**EXERCISE GOAL:** Exclude the pictures, then restate every entry below exactly.

**EXCERPTED DATA:**

=====

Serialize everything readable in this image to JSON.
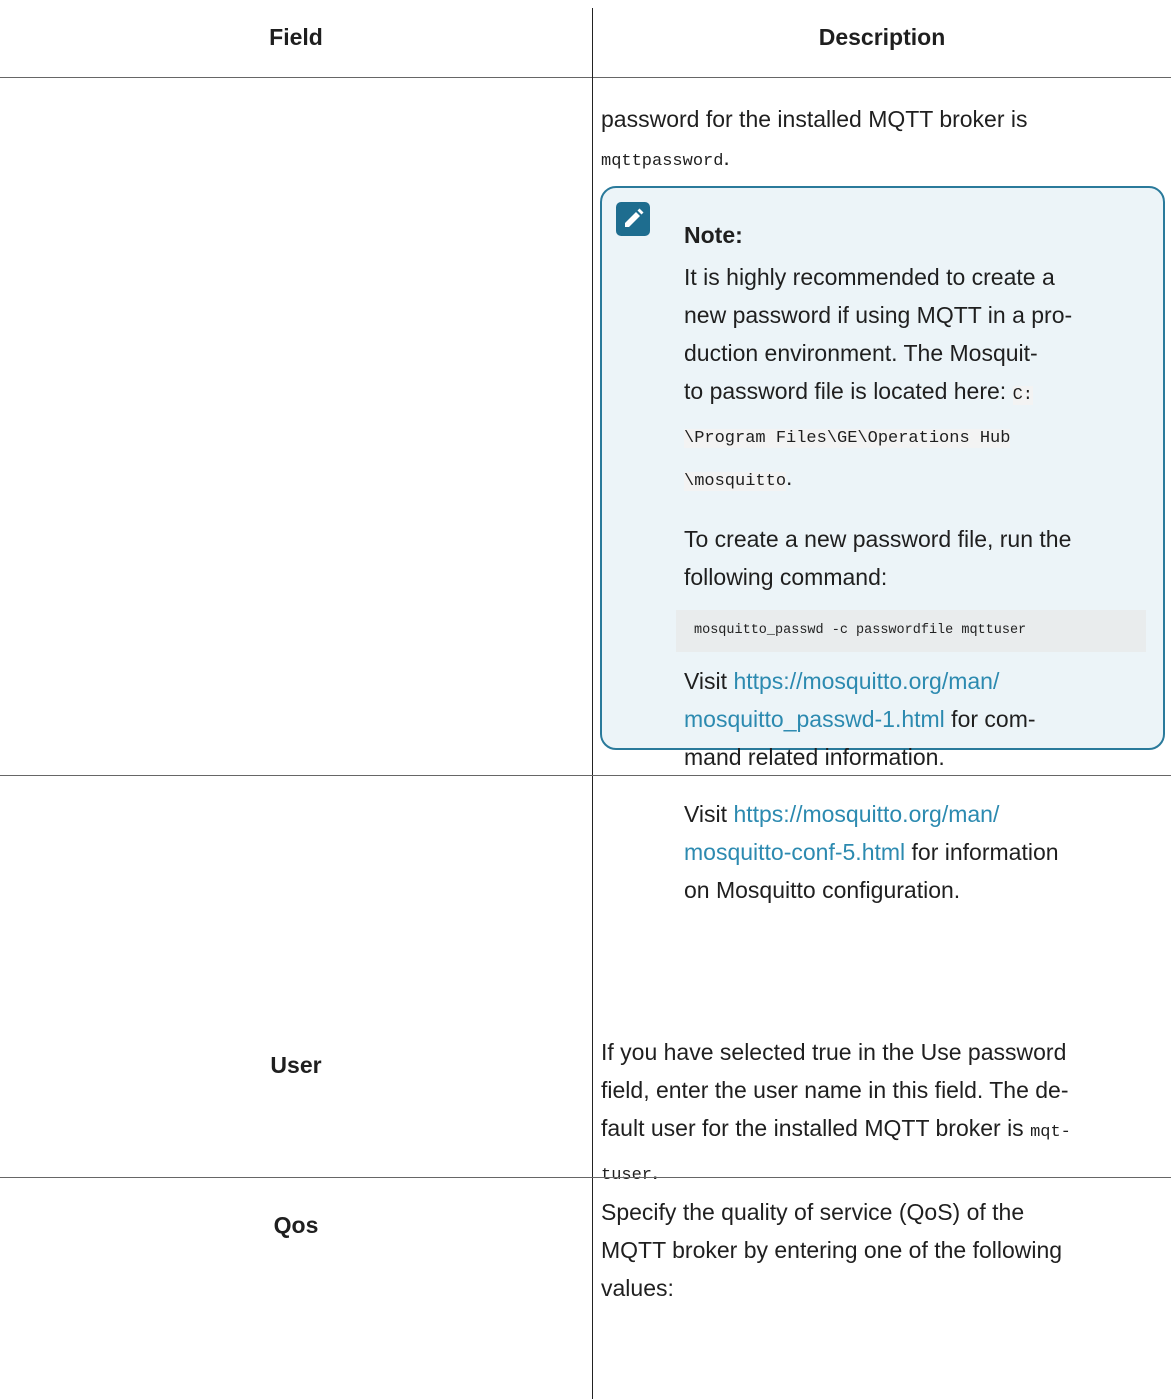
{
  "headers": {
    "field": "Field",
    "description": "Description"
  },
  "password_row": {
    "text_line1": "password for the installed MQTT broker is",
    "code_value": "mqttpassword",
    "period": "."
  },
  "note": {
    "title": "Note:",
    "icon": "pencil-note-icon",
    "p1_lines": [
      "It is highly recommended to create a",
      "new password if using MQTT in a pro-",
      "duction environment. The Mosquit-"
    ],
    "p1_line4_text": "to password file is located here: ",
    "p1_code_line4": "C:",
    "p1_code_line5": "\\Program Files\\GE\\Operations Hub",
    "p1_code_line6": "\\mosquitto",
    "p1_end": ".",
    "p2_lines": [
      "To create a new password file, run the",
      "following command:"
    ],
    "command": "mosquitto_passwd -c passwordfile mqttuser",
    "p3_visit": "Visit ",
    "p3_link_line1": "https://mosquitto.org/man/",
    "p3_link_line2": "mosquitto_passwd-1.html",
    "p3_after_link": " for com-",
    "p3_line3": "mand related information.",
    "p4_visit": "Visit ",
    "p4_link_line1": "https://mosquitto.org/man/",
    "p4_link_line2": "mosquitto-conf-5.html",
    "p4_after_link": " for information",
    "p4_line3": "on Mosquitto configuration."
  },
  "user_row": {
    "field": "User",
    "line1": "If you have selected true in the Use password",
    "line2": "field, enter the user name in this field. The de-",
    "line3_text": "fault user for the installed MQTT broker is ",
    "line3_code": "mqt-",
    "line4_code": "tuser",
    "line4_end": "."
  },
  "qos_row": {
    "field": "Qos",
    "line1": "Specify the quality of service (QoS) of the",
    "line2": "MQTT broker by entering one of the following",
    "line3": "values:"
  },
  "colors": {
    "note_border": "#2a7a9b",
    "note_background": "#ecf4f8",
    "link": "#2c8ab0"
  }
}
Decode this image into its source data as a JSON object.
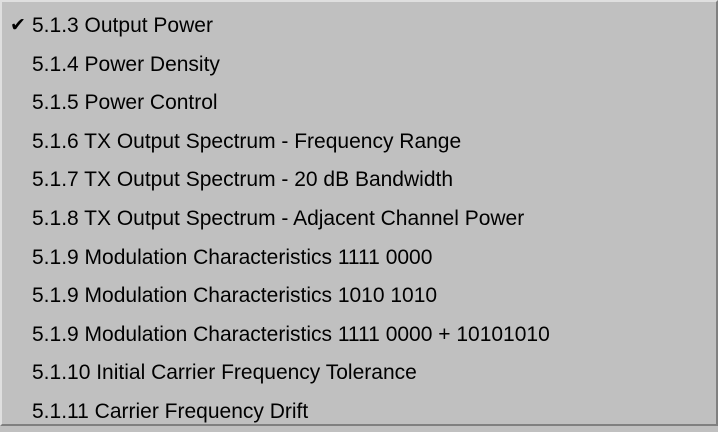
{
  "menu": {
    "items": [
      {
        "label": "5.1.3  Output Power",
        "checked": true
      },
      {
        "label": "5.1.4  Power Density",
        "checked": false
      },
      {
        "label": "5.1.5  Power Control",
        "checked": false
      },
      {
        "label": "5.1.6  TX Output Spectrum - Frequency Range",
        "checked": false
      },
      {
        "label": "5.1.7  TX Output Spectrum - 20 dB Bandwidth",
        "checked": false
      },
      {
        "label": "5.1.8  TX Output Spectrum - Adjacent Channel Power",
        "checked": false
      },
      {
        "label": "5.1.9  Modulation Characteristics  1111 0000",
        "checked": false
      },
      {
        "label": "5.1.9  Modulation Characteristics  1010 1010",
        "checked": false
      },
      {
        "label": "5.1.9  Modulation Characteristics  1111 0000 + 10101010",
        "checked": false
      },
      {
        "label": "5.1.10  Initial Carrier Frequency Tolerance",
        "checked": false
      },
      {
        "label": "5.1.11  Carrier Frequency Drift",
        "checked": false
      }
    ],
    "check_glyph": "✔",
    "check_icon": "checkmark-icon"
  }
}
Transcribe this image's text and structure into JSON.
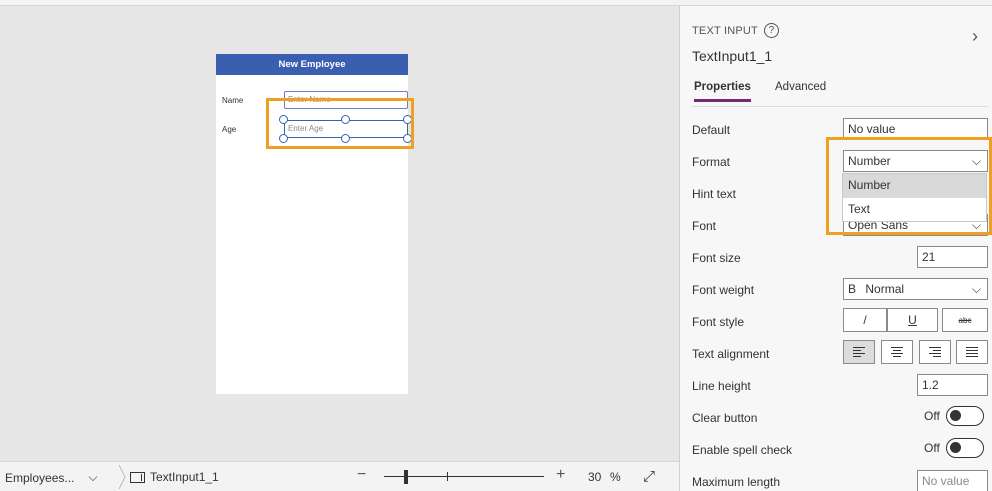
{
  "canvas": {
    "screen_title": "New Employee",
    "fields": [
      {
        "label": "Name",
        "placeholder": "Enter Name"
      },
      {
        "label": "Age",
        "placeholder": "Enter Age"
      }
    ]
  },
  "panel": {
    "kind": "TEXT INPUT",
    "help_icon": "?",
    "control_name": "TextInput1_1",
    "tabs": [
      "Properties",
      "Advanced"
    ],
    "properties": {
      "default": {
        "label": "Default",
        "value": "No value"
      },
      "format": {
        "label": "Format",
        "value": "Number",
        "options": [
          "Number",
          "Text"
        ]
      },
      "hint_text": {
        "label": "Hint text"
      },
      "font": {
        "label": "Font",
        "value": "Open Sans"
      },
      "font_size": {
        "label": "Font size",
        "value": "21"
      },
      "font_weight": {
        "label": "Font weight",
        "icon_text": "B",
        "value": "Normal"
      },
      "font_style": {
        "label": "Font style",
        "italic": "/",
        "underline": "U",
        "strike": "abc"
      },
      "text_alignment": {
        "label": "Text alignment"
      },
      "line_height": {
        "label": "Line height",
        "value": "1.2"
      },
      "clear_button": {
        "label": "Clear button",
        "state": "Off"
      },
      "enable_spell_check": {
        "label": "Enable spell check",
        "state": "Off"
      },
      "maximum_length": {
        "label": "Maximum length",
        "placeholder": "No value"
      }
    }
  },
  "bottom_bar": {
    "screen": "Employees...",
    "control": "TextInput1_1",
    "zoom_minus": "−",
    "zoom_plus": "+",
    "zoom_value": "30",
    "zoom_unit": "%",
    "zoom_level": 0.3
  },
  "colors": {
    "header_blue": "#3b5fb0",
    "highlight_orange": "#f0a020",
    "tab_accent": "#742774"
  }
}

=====

**YOUR RESPONSE:**
Serialize everything readable in this image to JSON.
{
  "headers": {
    "field": "Field",
    "description": "Description"
  },
  "password_row": {
    "text_line1": "password for the installed MQTT broker is",
    "code_value": "mqttpassword",
    "period": "."
  },
  "note": {
    "title": "Note:",
    "icon": "pencil-note-icon",
    "p1_lines": [
      "It is highly recommended to create a",
      "new password if using MQTT in a pro-",
      "duction environment. The Mosquit-"
    ],
    "p1_line4_text": "to password file is located here: ",
    "p1_code_line4": "C:",
    "p1_code_line5": "\\Program Files\\GE\\Operations Hub",
    "p1_code_line6": "\\mosquitto",
    "p1_end": ".",
    "p2_lines": [
      "To create a new password file, run the",
      "following command:"
    ],
    "command": "mosquitto_passwd -c passwordfile mqttuser",
    "p3_visit": "Visit ",
    "p3_link_line1": "https://mosquitto.org/man/",
    "p3_link_line2": "mosquitto_passwd-1.html",
    "p3_after_link": " for com-",
    "p3_line3": "mand related information.",
    "p4_visit": "Visit ",
    "p4_link_line1": "https://mosquitto.org/man/",
    "p4_link_line2": "mosquitto-conf-5.html",
    "p4_after_link": " for information",
    "p4_line3": "on Mosquitto configuration."
  },
  "user_row": {
    "field": "User",
    "line1": "If you have selected true in the Use password",
    "line2": "field, enter the user name in this field. The de-",
    "line3_text": "fault user for the installed MQTT broker is ",
    "line3_code": "mqt-",
    "line4_code": "tuser",
    "line4_end": "."
  },
  "qos_row": {
    "field": "Qos",
    "line1": "Specify the quality of service (QoS) of the",
    "line2": "MQTT broker by entering one of the following",
    "line3": "values:"
  },
  "colors": {
    "note_border": "#2a7a9b",
    "note_background": "#ecf4f8",
    "link": "#2c8ab0"
  }
}
Decode this image into its source data as a JSON object.
{
  "menu": {
    "items": [
      {
        "label": "5.1.3  Output Power",
        "checked": true
      },
      {
        "label": "5.1.4  Power Density",
        "checked": false
      },
      {
        "label": "5.1.5  Power Control",
        "checked": false
      },
      {
        "label": "5.1.6  TX Output Spectrum - Frequency Range",
        "checked": false
      },
      {
        "label": "5.1.7  TX Output Spectrum - 20 dB Bandwidth",
        "checked": false
      },
      {
        "label": "5.1.8  TX Output Spectrum - Adjacent Channel Power",
        "checked": false
      },
      {
        "label": "5.1.9  Modulation Characteristics  1111 0000",
        "checked": false
      },
      {
        "label": "5.1.9  Modulation Characteristics  1010 1010",
        "checked": false
      },
      {
        "label": "5.1.9  Modulation Characteristics  1111 0000 + 10101010",
        "checked": false
      },
      {
        "label": "5.1.10  Initial Carrier Frequency Tolerance",
        "checked": false
      },
      {
        "label": "5.1.11  Carrier Frequency Drift",
        "checked": false
      }
    ],
    "check_glyph": "✔",
    "check_icon": "checkmark-icon"
  }
}
Transcribe this image's text and structure into JSON.
{
  "canvas": {
    "screen_title": "New Employee",
    "fields": [
      {
        "label": "Name",
        "placeholder": "Enter Name"
      },
      {
        "label": "Age",
        "placeholder": "Enter Age"
      }
    ]
  },
  "panel": {
    "kind": "TEXT INPUT",
    "help_icon": "?",
    "control_name": "TextInput1_1",
    "tabs": [
      "Properties",
      "Advanced"
    ],
    "properties": {
      "default": {
        "label": "Default",
        "value": "No value"
      },
      "format": {
        "label": "Format",
        "value": "Number",
        "options": [
          "Number",
          "Text"
        ]
      },
      "hint_text": {
        "label": "Hint text"
      },
      "font": {
        "label": "Font",
        "value": "Open Sans"
      },
      "font_size": {
        "label": "Font size",
        "value": "21"
      },
      "font_weight": {
        "label": "Font weight",
        "icon_text": "B",
        "value": "Normal"
      },
      "font_style": {
        "label": "Font style",
        "italic": "/",
        "underline": "U",
        "strike": "abc"
      },
      "text_alignment": {
        "label": "Text alignment"
      },
      "line_height": {
        "label": "Line height",
        "value": "1.2"
      },
      "clear_button": {
        "label": "Clear button",
        "state": "Off"
      },
      "enable_spell_check": {
        "label": "Enable spell check",
        "state": "Off"
      },
      "maximum_length": {
        "label": "Maximum length",
        "placeholder": "No value"
      }
    }
  },
  "bottom_bar": {
    "screen": "Employees...",
    "control": "TextInput1_1",
    "zoom_minus": "−",
    "zoom_plus": "+",
    "zoom_value": "30",
    "zoom_unit": "%",
    "zoom_level": 0.3
  },
  "colors": {
    "header_blue": "#3b5fb0",
    "highlight_orange": "#f0a020",
    "tab_accent": "#742774"
  }
}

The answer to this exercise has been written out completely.